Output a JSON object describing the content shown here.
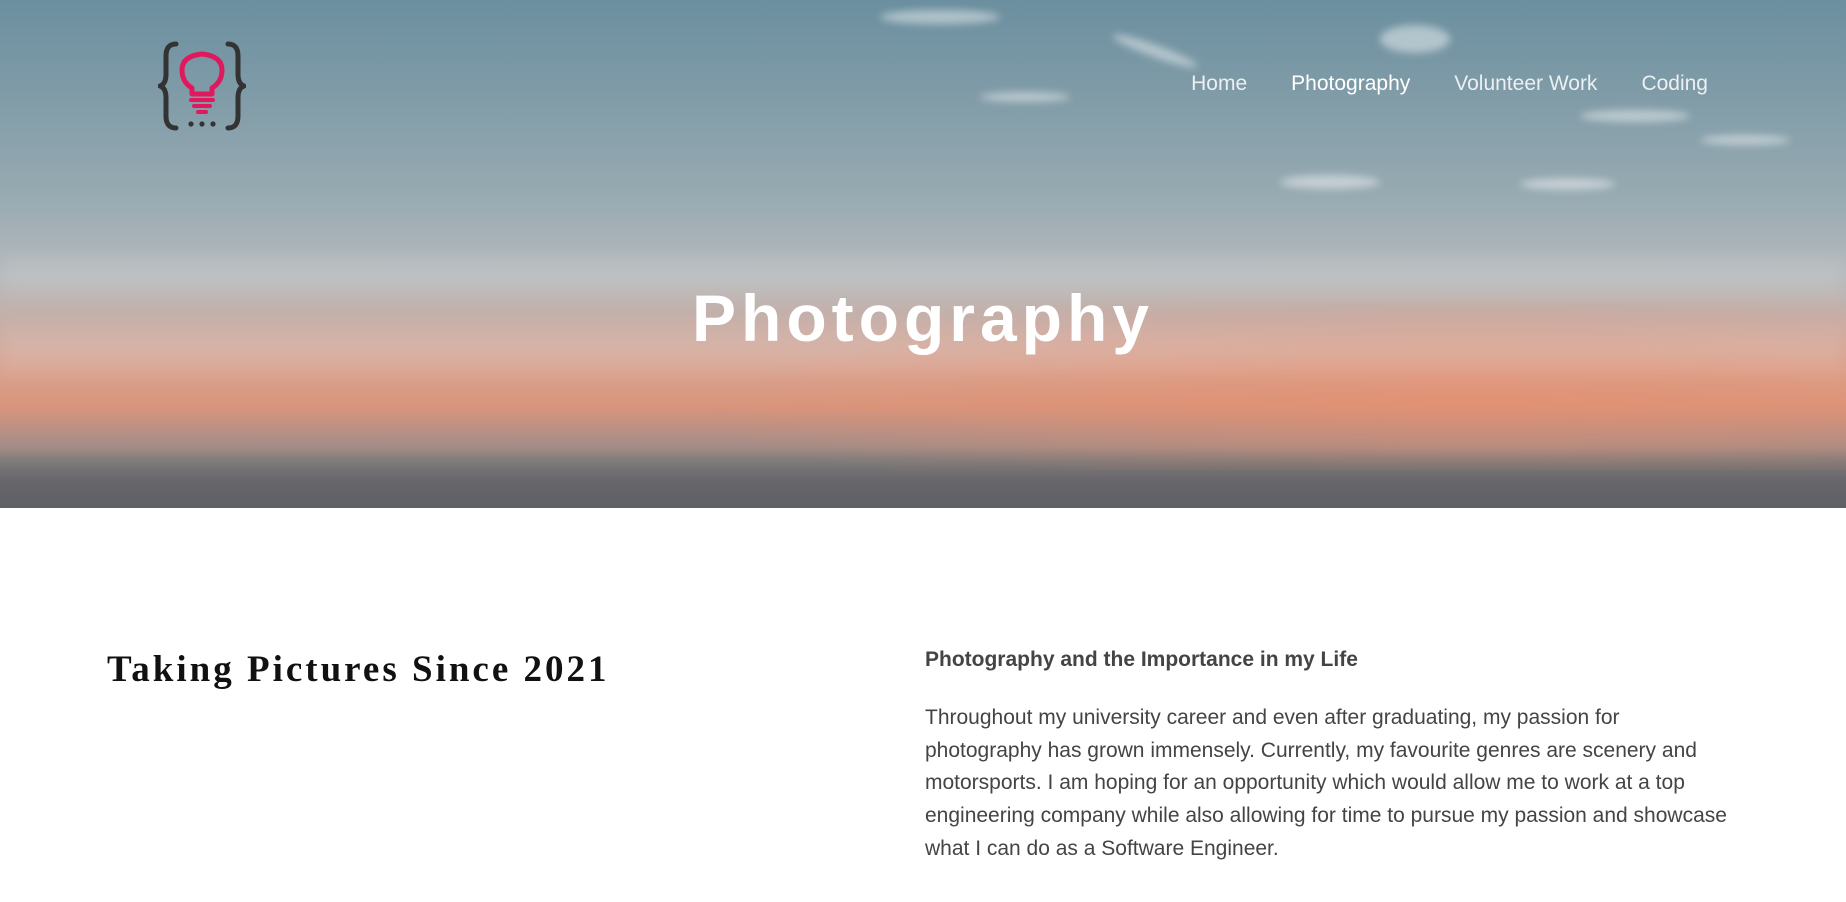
{
  "nav": {
    "items": [
      {
        "label": "Home",
        "active": false
      },
      {
        "label": "Photography",
        "active": true
      },
      {
        "label": "Volunteer Work",
        "active": false
      },
      {
        "label": "Coding",
        "active": false
      }
    ]
  },
  "hero": {
    "title": "Photography"
  },
  "main": {
    "heading": "Taking Pictures Since 2021",
    "subheading": "Photography and the Importance in my Life",
    "paragraph": "Throughout my university career and even after graduating, my passion for photography has grown immensely. Currently, my favourite genres are scenery and motorsports. I am hoping for an opportunity which would allow me to work at a top engineering company while also allowing for time to pursue my passion and showcase what I can do as a Software Engineer."
  },
  "colors": {
    "logo_accent": "#e0185e",
    "logo_brace": "#333333",
    "body_text": "#444444"
  },
  "icons": {
    "logo": "lightbulb-in-braces-icon"
  }
}
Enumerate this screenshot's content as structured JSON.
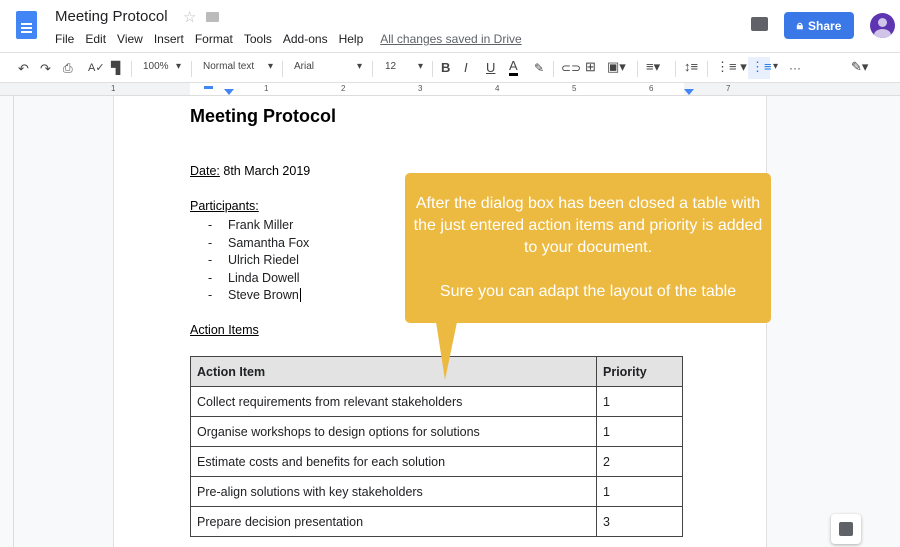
{
  "header": {
    "title": "Meeting Protocol",
    "menus": [
      "File",
      "Edit",
      "View",
      "Insert",
      "Format",
      "Tools",
      "Add-ons",
      "Help"
    ],
    "saved_status": "All changes saved in Drive",
    "share_label": "Share"
  },
  "toolbar": {
    "zoom": "100%",
    "style": "Normal text",
    "font": "Arial",
    "size": "12",
    "bold": "B",
    "italic": "I",
    "underline": "U",
    "text_color": "A",
    "more": "···"
  },
  "ruler": {
    "labels": [
      "1",
      "1",
      "2",
      "3",
      "4",
      "5",
      "6",
      "7"
    ]
  },
  "document": {
    "heading": "Meeting Protocol",
    "date_label": "Date:",
    "date_value": " 8th March 2019",
    "participants_label": "Participants:",
    "participants": [
      "Frank Miller",
      "Samantha Fox",
      "Ulrich Riedel",
      "Linda Dowell",
      "Steve Brown"
    ],
    "bullet": "-",
    "action_items_label": "Action Items",
    "table": {
      "headers": [
        "Action Item",
        "Priority"
      ],
      "rows": [
        [
          "Collect requirements from relevant stakeholders",
          "1"
        ],
        [
          "Organise workshops to design options for solutions",
          "1"
        ],
        [
          "Estimate costs and benefits for each solution",
          "2"
        ],
        [
          "Pre-align solutions with key stakeholders",
          "1"
        ],
        [
          "Prepare decision presentation",
          "3"
        ]
      ]
    }
  },
  "callout": {
    "line1": "After the dialog box has been closed a table with the just entered action items and priority is added to your document.",
    "line2": "Sure you can adapt the layout of the table",
    "color": "#ecba41"
  },
  "colors": {
    "share": "#3b78e7",
    "avatar": "#5e35b1"
  }
}
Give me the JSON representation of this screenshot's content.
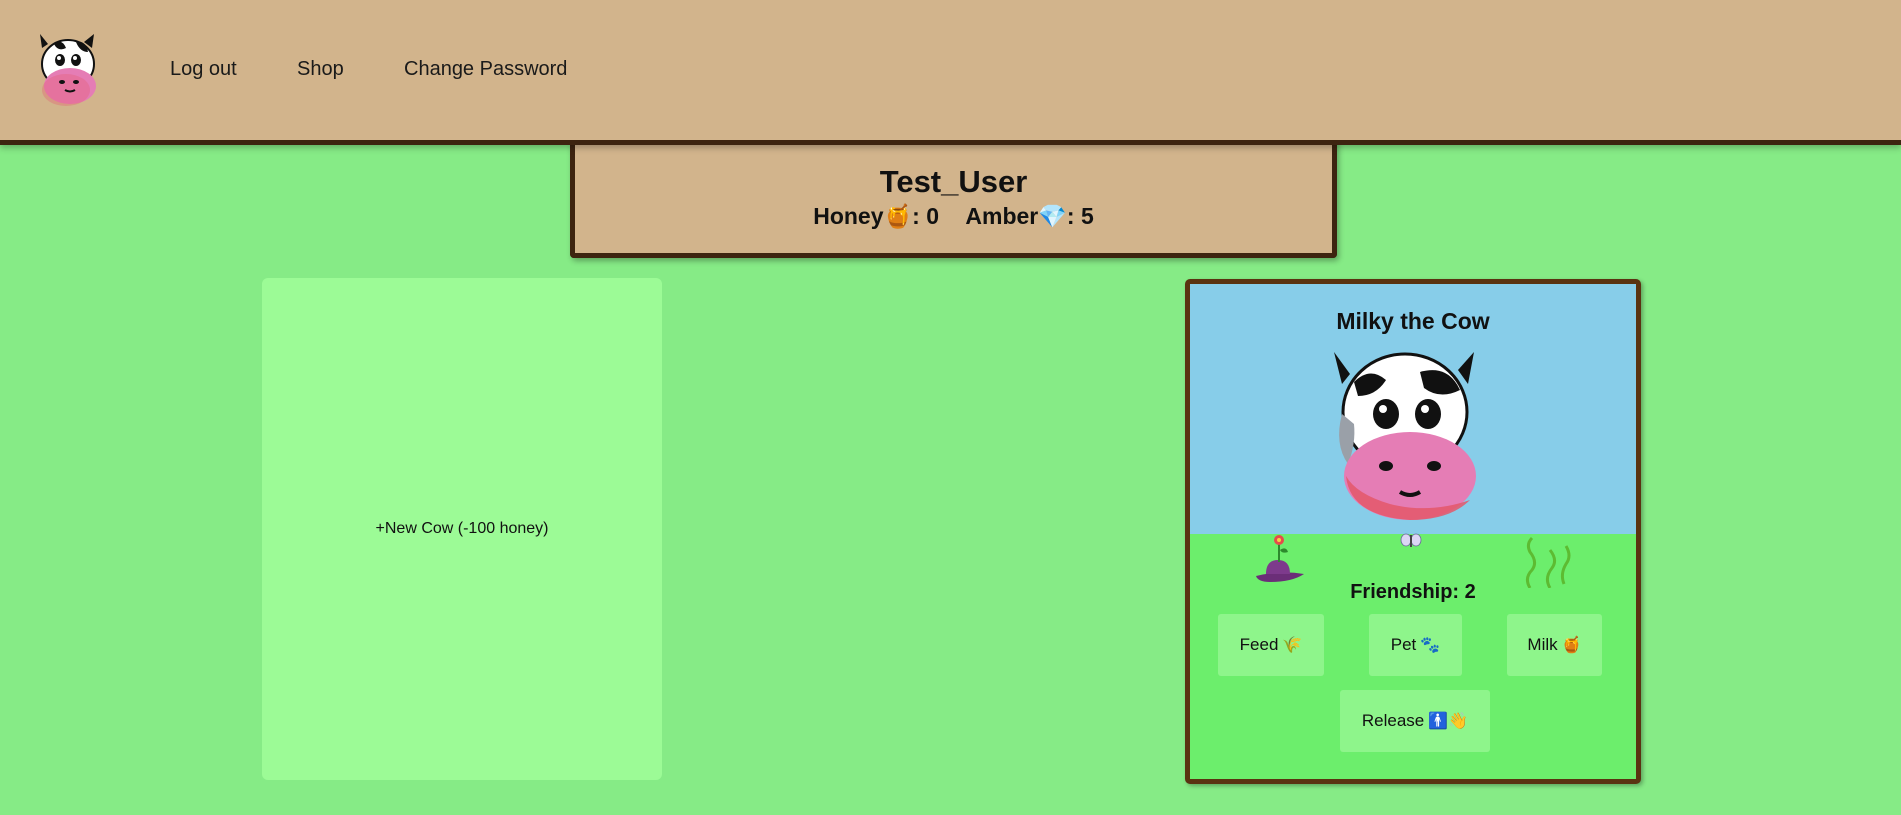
{
  "nav": {
    "links": [
      "Log out",
      "Shop",
      "Change Password"
    ]
  },
  "user": {
    "name": "Test_User",
    "honey_label": "Honey",
    "honey_icon": "🍯",
    "honey_value": "0",
    "amber_label": "Amber",
    "amber_icon": "💎",
    "amber_value": "5"
  },
  "new_cow": {
    "label": "+New Cow (-100 honey)"
  },
  "cow": {
    "name": "Milky the Cow",
    "friendship_label": "Friendship: 2",
    "actions": {
      "feed": "Feed",
      "feed_icon": "🌾",
      "pet": "Pet",
      "pet_icon": "🐾",
      "milk": "Milk",
      "milk_icon": "🍯",
      "release": "Release",
      "release_icon": "🚹👋"
    }
  },
  "colors": {
    "background": "#86eb86",
    "topbar": "#d2b48c",
    "border": "#3d2410",
    "sky": "#87cde9",
    "grass": "#6cee6c",
    "button": "#8ef58b",
    "new_cow_card": "#9cfb96"
  },
  "icons": {
    "logo": "cow-face-icon",
    "cow": "cow-face-icon",
    "flower": "flower-hat-icon",
    "butterfly": "butterfly-icon",
    "weeds": "weeds-icon"
  }
}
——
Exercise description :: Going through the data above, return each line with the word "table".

Answer to the exercise ::
    "table": {
    "line1": "After the dialog box has been closed a table with the just entered action items and priority is added to your document.",
    "line2": "Sure you can adapt the layout of the table",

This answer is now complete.